The Short Seller lacks equity and needs one or more lenders to agree to settle for less than due. In this case the Seller is willing to accept ANY offer that is considered "reasonable". The ultimate decision maker is the Loan Servicer or Investor. In a perfect world, the Bank would be quick to accept any offer that would provide a better net that an ultimate sale after foreclosure. Aside from the difficulties to determinewhat that might entail, there will probably be "secret rules" under which they must operate. The complexities, the work load of the Servicer and the possible need for review by a higher authority all contribute to the biggest probable issues with this type of sale, -- time and uncertainty.
The Bank Seller (REO) needs to liquidate, pure and simple. They may have misinformation on the value of the property or the market, but they will be selling. Over time, they will become more motivated and both reduce list price and their attitude on offers. Generally they will respond to offers within a reasonable time. Exceptions to quick response may occur at busy times, at the beginning of the listing period and/or if offers are low or ccomplicated.
When a bank is involved, either Short Sale or REO, "national conventions" will generally apply to the sale. That is, there will be limited costs that they will be willing to pay, regardless of local custom. Proper and carefulpreparation of an offer to purchase by a knowledgeable agent can greatly increase success. Concessions that the Bank either can not or will not make will only delay the process and can loose the deal. Often detailed instructions from the Bank or the Listing Agent are completely ignored by inexperienced Buyers Agents to the peril of the transaction.
The biggest advantages of dealing with the Conventional Seller are flexibility in terms and quick response to offers. There may be low motivation and reluctance to make concessions, but every case is different.
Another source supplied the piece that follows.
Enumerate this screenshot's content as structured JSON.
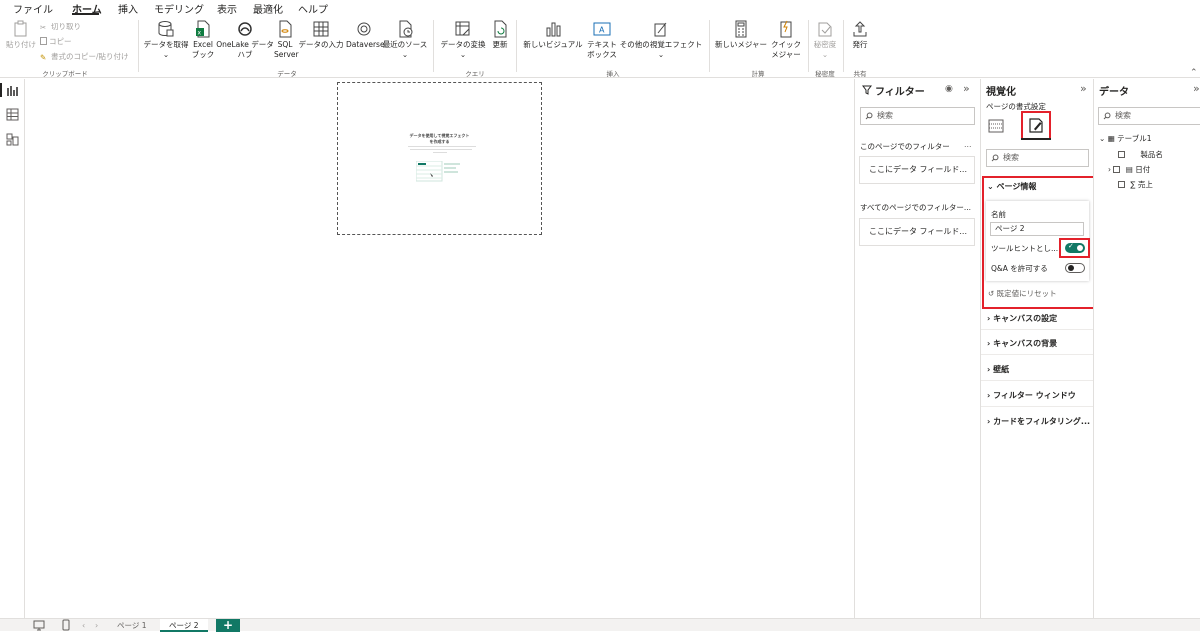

With aShort Sale the advantage is the possibility of a below market deal. Limitations on how terms can be structured and the waiting and indefinite status of the transaction for extended periods are definitely disadvantages. The ability and attention of the listing agent is a very important factor in the potential success of a Short Sale. It is only after a Borrower approved offer is submitted to the Loan Servicer that an evaluation of the property and the market is started. There is often a backlog of cases adding to the delay in processing.
REOs have limitations similar to the Short Sale on the structure of terms, but the response time on offers is only a little longer than expected from the Conventional Seller. Part of the reason for a faster pace than the Short Sale is preparation. With an REO, the Bank is an owner, motivated to sell, who has already determined market conditions and values.
Once you find the right property, develop an approach in negotiation that fits the type of sale.
Matt Peters, Albuquerque-Rio Rancho, NM Matt@REALTOR.com (505) 269-4791 . . . . Your Direct Line to RESULTS www.IdealNM.com www.Relocation2Albuquerque.com
Disclaimer: ActiveRain Corp. does not necessarily endorse the real estate agents, loan officers and brokers listed on this site. These real estate profiles, blogs and blog entries are provided here as a courtesy to our visitors to help them make an informed decision when buying or selling a house. ActiveRain Corp. takes no responsibility for the content in these profiles, that are written by the members of this community.